== Given data ==
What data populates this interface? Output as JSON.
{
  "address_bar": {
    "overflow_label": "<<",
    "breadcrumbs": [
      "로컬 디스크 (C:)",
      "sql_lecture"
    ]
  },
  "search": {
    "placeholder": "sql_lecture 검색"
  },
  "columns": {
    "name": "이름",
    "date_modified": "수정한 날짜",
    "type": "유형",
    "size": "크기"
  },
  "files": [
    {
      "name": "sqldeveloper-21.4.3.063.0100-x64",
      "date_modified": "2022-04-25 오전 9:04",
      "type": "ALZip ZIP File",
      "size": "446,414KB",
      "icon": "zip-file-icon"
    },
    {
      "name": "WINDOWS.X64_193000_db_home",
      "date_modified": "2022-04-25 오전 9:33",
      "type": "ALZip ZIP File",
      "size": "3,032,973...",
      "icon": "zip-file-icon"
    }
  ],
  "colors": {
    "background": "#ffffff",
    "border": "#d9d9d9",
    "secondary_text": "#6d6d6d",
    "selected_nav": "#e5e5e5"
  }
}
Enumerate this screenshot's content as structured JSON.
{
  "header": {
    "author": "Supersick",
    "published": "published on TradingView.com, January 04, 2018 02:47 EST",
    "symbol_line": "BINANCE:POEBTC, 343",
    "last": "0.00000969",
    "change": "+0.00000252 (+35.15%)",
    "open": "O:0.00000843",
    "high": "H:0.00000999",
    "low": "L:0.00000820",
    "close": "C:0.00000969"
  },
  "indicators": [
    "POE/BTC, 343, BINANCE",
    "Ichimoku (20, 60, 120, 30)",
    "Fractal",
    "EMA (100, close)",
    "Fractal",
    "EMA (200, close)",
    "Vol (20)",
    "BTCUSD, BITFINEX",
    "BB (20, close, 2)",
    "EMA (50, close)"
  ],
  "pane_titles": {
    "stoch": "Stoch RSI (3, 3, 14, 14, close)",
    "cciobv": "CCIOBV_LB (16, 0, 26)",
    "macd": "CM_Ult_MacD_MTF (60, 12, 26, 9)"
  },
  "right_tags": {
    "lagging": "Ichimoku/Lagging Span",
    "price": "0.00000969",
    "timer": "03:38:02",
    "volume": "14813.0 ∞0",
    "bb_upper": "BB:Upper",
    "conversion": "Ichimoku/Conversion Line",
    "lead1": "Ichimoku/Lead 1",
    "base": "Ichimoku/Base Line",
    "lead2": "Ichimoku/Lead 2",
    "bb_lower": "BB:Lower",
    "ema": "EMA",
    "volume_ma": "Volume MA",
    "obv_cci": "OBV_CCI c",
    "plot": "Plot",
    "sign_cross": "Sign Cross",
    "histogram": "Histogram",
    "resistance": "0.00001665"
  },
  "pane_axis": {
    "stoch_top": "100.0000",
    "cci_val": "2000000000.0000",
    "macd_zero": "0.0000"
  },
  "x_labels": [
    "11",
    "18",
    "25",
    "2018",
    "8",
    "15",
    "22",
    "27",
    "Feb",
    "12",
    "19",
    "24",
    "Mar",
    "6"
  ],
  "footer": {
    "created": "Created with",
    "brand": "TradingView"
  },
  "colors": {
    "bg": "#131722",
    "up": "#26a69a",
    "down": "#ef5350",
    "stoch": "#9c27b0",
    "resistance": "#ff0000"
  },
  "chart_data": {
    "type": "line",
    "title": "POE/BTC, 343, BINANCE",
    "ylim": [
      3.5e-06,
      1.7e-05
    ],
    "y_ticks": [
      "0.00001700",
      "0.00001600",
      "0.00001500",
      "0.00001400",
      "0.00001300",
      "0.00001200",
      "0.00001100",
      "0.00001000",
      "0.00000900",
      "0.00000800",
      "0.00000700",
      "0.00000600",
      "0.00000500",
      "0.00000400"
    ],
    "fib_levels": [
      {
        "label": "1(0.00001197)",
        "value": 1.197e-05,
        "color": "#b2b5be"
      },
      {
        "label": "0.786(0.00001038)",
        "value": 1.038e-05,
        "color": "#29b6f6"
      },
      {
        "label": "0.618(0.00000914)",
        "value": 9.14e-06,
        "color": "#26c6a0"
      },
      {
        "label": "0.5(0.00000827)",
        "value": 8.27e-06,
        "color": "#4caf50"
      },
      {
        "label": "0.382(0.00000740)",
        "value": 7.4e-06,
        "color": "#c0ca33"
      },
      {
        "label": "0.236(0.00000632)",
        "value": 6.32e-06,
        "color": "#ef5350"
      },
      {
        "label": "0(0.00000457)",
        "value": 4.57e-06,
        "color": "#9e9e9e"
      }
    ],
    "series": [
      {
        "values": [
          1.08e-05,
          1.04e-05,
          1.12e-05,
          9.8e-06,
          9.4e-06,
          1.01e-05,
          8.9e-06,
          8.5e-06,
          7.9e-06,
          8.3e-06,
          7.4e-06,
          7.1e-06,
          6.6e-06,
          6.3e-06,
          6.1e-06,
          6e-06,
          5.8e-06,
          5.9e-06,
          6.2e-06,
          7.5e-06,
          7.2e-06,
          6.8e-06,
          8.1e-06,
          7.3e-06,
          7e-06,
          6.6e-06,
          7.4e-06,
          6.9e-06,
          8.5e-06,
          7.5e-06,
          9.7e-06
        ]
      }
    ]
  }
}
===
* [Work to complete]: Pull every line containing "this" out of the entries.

* [Task solution]:
What data populates this interface? Output as JSON.
Enumerate this screenshot's content as structured JSON.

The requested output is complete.